Start of EXTRACTED ENTRIES

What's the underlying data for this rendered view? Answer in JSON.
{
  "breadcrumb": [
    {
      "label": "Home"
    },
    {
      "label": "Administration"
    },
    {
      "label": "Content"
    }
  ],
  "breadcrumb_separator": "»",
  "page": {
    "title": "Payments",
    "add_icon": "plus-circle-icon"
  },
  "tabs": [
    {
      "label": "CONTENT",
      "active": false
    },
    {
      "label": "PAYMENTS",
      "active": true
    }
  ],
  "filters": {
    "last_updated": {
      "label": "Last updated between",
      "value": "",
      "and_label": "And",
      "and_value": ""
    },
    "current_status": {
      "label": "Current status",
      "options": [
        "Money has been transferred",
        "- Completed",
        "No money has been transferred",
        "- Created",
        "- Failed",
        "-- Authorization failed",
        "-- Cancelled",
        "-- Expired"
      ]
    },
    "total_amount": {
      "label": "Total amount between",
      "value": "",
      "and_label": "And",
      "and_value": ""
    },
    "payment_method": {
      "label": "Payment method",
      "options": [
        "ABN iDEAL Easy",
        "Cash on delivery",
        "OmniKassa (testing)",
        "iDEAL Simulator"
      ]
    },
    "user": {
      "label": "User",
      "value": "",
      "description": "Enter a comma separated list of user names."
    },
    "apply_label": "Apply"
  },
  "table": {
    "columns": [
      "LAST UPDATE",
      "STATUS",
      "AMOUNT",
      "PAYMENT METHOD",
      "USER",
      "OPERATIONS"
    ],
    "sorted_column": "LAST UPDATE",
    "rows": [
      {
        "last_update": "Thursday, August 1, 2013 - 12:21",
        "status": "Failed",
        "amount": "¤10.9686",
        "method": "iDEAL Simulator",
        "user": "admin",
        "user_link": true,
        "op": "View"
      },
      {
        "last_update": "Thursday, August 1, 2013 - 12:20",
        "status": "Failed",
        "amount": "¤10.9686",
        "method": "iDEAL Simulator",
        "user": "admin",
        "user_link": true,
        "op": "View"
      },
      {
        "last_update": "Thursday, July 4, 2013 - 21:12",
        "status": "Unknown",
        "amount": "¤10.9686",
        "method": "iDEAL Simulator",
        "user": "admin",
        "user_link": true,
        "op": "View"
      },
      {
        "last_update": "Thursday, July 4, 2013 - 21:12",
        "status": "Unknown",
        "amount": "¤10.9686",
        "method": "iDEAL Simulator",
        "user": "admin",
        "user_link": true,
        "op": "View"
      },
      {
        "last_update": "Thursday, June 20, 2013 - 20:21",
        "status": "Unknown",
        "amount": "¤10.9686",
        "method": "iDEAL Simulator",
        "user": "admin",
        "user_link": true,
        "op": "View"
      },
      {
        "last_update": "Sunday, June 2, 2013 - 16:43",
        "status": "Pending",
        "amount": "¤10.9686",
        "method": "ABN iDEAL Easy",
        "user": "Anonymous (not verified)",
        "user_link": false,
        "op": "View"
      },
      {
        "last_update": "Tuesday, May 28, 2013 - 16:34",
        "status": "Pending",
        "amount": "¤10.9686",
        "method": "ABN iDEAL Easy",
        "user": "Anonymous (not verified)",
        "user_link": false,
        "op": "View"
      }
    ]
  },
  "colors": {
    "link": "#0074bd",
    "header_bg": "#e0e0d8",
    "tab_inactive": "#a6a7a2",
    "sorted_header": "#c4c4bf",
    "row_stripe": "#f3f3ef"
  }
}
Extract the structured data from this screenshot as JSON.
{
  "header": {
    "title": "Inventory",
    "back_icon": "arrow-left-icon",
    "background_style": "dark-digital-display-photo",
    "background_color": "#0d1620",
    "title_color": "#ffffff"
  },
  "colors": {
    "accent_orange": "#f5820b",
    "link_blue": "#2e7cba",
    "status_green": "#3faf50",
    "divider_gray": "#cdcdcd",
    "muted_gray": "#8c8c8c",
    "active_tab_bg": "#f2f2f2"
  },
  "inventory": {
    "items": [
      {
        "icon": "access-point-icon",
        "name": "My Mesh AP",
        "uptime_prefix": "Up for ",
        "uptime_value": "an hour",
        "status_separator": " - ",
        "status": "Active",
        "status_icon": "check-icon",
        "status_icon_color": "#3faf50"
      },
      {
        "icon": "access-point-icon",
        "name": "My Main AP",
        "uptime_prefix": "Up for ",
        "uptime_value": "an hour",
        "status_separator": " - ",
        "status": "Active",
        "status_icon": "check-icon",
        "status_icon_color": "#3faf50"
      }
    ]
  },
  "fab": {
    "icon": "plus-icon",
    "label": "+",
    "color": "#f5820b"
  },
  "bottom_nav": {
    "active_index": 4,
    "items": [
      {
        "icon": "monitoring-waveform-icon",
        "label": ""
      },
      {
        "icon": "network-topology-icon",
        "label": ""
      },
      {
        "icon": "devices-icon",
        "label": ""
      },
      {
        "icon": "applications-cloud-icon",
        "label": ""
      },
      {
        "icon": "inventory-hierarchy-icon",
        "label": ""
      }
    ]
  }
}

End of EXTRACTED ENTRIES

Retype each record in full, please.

_ANSWER BOX_
What's the underlying data for this rendered view? Answer in JSON.
{
  "breadcrumb": [
    {
      "label": "Home"
    },
    {
      "label": "Administration"
    },
    {
      "label": "Content"
    }
  ],
  "breadcrumb_separator": "»",
  "page": {
    "title": "Payments",
    "add_icon": "plus-circle-icon"
  },
  "tabs": [
    {
      "label": "CONTENT",
      "active": false
    },
    {
      "label": "PAYMENTS",
      "active": true
    }
  ],
  "filters": {
    "last_updated": {
      "label": "Last updated between",
      "value": "",
      "and_label": "And",
      "and_value": ""
    },
    "current_status": {
      "label": "Current status",
      "options": [
        "Money has been transferred",
        "- Completed",
        "No money has been transferred",
        "- Created",
        "- Failed",
        "-- Authorization failed",
        "-- Cancelled",
        "-- Expired"
      ]
    },
    "total_amount": {
      "label": "Total amount between",
      "value": "",
      "and_label": "And",
      "and_value": ""
    },
    "payment_method": {
      "label": "Payment method",
      "options": [
        "ABN iDEAL Easy",
        "Cash on delivery",
        "OmniKassa (testing)",
        "iDEAL Simulator"
      ]
    },
    "user": {
      "label": "User",
      "value": "",
      "description": "Enter a comma separated list of user names."
    },
    "apply_label": "Apply"
  },
  "table": {
    "columns": [
      "LAST UPDATE",
      "STATUS",
      "AMOUNT",
      "PAYMENT METHOD",
      "USER",
      "OPERATIONS"
    ],
    "sorted_column": "LAST UPDATE",
    "rows": [
      {
        "last_update": "Thursday, August 1, 2013 - 12:21",
        "status": "Failed",
        "amount": "¤10.9686",
        "method": "iDEAL Simulator",
        "user": "admin",
        "user_link": true,
        "op": "View"
      },
      {
        "last_update": "Thursday, August 1, 2013 - 12:20",
        "status": "Failed",
        "amount": "¤10.9686",
        "method": "iDEAL Simulator",
        "user": "admin",
        "user_link": true,
        "op": "View"
      },
      {
        "last_update": "Thursday, July 4, 2013 - 21:12",
        "status": "Unknown",
        "amount": "¤10.9686",
        "method": "iDEAL Simulator",
        "user": "admin",
        "user_link": true,
        "op": "View"
      },
      {
        "last_update": "Thursday, July 4, 2013 - 21:12",
        "status": "Unknown",
        "amount": "¤10.9686",
        "method": "iDEAL Simulator",
        "user": "admin",
        "user_link": true,
        "op": "View"
      },
      {
        "last_update": "Thursday, June 20, 2013 - 20:21",
        "status": "Unknown",
        "amount": "¤10.9686",
        "method": "iDEAL Simulator",
        "user": "admin",
        "user_link": true,
        "op": "View"
      },
      {
        "last_update": "Sunday, June 2, 2013 - 16:43",
        "status": "Pending",
        "amount": "¤10.9686",
        "method": "ABN iDEAL Easy",
        "user": "Anonymous (not verified)",
        "user_link": false,
        "op": "View"
      },
      {
        "last_update": "Tuesday, May 28, 2013 - 16:34",
        "status": "Pending",
        "amount": "¤10.9686",
        "method": "ABN iDEAL Easy",
        "user": "Anonymous (not verified)",
        "user_link": false,
        "op": "View"
      }
    ]
  },
  "colors": {
    "link": "#0074bd",
    "header_bg": "#e0e0d8",
    "tab_inactive": "#a6a7a2",
    "sorted_header": "#c4c4bf",
    "row_stripe": "#f3f3ef"
  }
}
Extract the structured data from this screenshot as JSON.
{
  "header": {
    "title": "Inventory",
    "back_icon": "arrow-left-icon",
    "background_style": "dark-digital-display-photo",
    "background_color": "#0d1620",
    "title_color": "#ffffff"
  },
  "colors": {
    "accent_orange": "#f5820b",
    "link_blue": "#2e7cba",
    "status_green": "#3faf50",
    "divider_gray": "#cdcdcd",
    "muted_gray": "#8c8c8c",
    "active_tab_bg": "#f2f2f2"
  },
  "inventory": {
    "items": [
      {
        "icon": "access-point-icon",
        "name": "My Mesh AP",
        "uptime_prefix": "Up for ",
        "uptime_value": "an hour",
        "status_separator": " - ",
        "status": "Active",
        "status_icon": "check-icon",
        "status_icon_color": "#3faf50"
      },
      {
        "icon": "access-point-icon",
        "name": "My Main AP",
        "uptime_prefix": "Up for ",
        "uptime_value": "an hour",
        "status_separator": " - ",
        "status": "Active",
        "status_icon": "check-icon",
        "status_icon_color": "#3faf50"
      }
    ]
  },
  "fab": {
    "icon": "plus-icon",
    "label": "+",
    "color": "#f5820b"
  },
  "bottom_nav": {
    "active_index": 4,
    "items": [
      {
        "icon": "monitoring-waveform-icon",
        "label": ""
      },
      {
        "icon": "network-topology-icon",
        "label": ""
      },
      {
        "icon": "devices-icon",
        "label": ""
      },
      {
        "icon": "applications-cloud-icon",
        "label": ""
      },
      {
        "icon": "inventory-hierarchy-icon",
        "label": ""
      }
    ]
  }
}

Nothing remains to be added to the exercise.